#### [THE DATA]

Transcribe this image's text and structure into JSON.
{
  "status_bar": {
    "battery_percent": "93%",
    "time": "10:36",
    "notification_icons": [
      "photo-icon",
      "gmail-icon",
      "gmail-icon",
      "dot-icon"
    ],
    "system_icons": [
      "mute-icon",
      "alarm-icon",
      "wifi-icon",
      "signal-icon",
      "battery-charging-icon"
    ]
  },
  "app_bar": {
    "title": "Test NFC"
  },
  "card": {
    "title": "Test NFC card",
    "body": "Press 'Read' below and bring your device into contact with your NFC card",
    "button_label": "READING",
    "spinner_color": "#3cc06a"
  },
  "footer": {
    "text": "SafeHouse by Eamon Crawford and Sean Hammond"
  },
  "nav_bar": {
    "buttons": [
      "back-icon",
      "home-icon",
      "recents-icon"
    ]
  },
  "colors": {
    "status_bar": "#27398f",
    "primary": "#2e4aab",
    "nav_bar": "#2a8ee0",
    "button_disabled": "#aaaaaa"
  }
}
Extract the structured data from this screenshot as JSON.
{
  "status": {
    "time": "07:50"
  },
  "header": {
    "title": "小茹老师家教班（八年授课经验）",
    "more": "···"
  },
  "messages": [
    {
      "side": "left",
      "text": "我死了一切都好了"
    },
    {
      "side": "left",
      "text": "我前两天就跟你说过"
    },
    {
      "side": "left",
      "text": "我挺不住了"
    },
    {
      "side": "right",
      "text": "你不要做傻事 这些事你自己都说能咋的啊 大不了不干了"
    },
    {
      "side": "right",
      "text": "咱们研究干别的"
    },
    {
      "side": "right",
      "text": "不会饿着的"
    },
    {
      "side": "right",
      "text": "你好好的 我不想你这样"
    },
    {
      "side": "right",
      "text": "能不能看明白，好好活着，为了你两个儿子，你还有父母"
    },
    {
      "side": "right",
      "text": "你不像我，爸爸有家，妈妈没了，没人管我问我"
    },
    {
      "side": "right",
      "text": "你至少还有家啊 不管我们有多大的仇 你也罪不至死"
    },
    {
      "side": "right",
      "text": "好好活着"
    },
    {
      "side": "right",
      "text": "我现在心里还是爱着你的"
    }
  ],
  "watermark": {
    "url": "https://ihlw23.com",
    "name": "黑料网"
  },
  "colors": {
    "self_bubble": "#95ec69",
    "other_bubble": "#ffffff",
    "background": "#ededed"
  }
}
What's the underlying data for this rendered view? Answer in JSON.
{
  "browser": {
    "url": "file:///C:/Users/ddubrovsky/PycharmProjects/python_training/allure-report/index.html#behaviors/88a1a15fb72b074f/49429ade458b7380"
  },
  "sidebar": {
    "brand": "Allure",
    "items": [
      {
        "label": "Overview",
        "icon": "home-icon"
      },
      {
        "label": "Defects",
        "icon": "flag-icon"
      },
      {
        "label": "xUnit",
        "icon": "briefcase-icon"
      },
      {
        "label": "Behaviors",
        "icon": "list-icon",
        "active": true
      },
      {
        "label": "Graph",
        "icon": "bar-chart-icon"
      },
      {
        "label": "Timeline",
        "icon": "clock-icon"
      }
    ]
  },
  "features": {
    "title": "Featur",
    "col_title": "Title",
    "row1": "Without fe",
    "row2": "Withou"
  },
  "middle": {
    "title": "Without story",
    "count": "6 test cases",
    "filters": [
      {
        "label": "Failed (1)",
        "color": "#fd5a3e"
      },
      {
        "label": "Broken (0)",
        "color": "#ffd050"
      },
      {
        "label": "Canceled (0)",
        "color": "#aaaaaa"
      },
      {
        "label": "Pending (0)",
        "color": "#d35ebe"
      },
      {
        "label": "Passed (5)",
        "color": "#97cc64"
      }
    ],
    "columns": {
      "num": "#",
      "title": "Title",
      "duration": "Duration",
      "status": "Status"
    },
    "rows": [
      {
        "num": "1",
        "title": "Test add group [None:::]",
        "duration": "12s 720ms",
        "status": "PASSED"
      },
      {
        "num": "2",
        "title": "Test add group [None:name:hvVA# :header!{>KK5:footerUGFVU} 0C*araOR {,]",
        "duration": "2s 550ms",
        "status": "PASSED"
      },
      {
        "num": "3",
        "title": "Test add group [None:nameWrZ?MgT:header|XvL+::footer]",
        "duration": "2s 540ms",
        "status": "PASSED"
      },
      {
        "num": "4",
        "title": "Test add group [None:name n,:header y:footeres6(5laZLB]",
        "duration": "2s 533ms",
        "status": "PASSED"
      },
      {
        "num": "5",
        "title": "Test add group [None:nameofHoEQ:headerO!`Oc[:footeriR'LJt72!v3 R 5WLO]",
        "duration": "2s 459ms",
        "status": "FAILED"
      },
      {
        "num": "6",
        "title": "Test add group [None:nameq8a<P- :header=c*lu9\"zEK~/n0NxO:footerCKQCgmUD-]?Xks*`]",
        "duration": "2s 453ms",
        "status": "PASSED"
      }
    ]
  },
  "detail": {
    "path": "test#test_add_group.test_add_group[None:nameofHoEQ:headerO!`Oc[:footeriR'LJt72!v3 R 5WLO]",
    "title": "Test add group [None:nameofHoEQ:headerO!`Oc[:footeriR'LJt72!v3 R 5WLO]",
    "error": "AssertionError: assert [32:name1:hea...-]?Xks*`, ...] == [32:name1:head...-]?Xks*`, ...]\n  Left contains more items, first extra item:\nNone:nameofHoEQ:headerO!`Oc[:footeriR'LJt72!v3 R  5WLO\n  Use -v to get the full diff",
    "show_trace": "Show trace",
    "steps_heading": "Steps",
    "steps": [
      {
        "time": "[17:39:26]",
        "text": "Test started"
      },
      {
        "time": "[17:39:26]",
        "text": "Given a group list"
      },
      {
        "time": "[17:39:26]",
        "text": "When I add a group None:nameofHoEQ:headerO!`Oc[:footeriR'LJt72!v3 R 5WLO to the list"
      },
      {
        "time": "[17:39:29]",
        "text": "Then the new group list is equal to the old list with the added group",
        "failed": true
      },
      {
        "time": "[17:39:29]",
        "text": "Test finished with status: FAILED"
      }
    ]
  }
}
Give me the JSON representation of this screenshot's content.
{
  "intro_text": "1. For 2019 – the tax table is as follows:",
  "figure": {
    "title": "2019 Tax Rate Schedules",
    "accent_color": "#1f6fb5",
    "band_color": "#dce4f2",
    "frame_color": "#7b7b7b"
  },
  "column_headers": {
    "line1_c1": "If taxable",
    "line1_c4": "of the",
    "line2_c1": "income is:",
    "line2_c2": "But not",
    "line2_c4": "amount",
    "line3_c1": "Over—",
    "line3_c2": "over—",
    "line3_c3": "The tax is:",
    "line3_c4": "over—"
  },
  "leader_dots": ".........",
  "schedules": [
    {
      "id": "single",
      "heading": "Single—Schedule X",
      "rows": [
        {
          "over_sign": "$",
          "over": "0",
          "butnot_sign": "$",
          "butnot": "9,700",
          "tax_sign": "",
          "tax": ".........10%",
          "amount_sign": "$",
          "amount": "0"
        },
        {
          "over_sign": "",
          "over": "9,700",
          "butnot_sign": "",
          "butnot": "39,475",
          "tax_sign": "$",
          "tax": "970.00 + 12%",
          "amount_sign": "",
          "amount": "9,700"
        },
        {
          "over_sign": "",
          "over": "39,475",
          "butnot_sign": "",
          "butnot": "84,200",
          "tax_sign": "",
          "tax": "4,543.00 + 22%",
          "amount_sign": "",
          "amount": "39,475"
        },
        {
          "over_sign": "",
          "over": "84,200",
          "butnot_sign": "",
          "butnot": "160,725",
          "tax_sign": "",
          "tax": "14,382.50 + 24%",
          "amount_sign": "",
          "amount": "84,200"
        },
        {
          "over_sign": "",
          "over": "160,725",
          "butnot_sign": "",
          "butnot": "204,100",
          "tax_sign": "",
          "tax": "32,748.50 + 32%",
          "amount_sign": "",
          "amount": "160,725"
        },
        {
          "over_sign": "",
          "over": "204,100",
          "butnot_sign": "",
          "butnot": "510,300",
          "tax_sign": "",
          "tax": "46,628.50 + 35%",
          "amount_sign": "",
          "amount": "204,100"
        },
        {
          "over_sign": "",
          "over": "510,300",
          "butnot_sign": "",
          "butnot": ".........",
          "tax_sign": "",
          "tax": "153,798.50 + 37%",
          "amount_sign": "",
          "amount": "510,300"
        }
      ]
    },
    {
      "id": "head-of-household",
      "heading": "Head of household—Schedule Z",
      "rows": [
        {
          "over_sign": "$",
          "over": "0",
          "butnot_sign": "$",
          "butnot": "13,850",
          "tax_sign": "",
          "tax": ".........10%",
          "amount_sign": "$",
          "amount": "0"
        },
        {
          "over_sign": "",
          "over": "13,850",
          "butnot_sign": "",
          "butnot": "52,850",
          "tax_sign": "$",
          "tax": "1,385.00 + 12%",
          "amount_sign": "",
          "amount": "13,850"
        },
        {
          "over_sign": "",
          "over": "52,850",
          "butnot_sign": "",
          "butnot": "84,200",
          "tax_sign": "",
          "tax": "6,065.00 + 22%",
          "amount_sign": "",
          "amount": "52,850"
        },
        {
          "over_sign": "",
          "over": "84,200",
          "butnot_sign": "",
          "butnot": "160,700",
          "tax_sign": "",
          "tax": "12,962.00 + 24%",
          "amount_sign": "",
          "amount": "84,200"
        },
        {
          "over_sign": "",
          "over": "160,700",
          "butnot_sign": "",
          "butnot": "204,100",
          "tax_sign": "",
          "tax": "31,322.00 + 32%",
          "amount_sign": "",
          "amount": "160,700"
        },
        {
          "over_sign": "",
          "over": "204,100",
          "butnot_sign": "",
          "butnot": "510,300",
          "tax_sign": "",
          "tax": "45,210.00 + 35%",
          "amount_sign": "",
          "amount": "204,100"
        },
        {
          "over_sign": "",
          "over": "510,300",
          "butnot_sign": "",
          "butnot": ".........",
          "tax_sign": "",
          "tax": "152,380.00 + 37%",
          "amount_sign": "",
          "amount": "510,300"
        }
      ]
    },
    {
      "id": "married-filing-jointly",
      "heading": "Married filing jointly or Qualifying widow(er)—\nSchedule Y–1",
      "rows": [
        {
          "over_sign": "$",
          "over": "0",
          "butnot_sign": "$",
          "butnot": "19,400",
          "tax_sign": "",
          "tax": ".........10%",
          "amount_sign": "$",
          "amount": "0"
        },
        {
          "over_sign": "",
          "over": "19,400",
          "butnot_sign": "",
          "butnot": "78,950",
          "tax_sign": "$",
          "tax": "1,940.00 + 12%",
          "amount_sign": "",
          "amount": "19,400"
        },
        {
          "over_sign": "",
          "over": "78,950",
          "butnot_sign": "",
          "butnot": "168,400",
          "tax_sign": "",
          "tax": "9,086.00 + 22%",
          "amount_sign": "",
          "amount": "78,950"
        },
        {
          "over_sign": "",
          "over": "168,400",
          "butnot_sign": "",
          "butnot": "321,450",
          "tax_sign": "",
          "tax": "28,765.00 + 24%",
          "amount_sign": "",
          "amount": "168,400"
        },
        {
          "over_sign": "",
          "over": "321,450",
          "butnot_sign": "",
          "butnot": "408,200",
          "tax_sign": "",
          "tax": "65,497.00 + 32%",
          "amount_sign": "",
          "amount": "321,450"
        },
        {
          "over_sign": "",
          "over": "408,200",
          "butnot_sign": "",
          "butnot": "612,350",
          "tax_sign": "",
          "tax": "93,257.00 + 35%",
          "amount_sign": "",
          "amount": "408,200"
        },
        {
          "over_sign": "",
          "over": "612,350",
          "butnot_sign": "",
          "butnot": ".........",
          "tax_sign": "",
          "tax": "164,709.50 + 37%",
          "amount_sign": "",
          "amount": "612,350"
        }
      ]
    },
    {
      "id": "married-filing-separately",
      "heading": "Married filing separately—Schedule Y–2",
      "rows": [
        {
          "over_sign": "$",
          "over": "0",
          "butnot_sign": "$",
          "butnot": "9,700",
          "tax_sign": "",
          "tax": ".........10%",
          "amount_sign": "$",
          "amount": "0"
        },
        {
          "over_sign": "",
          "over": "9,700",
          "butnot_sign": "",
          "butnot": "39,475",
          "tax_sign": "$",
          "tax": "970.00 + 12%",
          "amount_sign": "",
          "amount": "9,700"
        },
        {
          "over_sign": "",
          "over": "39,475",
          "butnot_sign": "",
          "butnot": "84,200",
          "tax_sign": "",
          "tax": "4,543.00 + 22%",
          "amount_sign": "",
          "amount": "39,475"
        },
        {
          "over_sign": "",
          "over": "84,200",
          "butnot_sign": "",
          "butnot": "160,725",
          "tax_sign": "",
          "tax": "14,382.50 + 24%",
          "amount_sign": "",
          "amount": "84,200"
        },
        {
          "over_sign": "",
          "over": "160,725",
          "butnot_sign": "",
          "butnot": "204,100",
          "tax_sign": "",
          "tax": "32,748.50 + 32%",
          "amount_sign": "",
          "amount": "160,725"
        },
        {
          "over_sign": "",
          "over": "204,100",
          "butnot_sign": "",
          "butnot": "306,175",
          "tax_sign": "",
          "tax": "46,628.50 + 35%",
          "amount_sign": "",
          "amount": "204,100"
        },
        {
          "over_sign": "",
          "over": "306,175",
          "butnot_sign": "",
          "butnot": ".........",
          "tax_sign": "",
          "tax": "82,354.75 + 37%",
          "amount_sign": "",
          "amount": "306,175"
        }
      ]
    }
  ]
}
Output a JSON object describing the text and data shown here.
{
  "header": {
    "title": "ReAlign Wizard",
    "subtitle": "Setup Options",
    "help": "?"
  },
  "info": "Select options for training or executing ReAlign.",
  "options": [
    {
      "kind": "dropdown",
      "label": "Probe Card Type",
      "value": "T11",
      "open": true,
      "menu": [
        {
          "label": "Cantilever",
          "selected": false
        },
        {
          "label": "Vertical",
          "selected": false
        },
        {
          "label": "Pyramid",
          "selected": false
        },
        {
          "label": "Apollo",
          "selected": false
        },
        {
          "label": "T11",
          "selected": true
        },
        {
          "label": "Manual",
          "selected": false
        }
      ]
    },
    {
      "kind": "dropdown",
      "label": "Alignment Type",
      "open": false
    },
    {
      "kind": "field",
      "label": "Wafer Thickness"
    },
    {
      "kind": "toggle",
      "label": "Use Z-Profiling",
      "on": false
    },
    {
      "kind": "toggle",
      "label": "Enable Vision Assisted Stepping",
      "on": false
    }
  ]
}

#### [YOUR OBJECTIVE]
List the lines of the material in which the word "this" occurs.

#### [ANSWER TO THE EXERCISE]
Transcribe this image's text and structure into JSON.
Extract the structured data from this screenshot as JSON.
What's the underlying data for this rendered view? Answer in JSON.
Give me the JSON representation of this screenshot's content.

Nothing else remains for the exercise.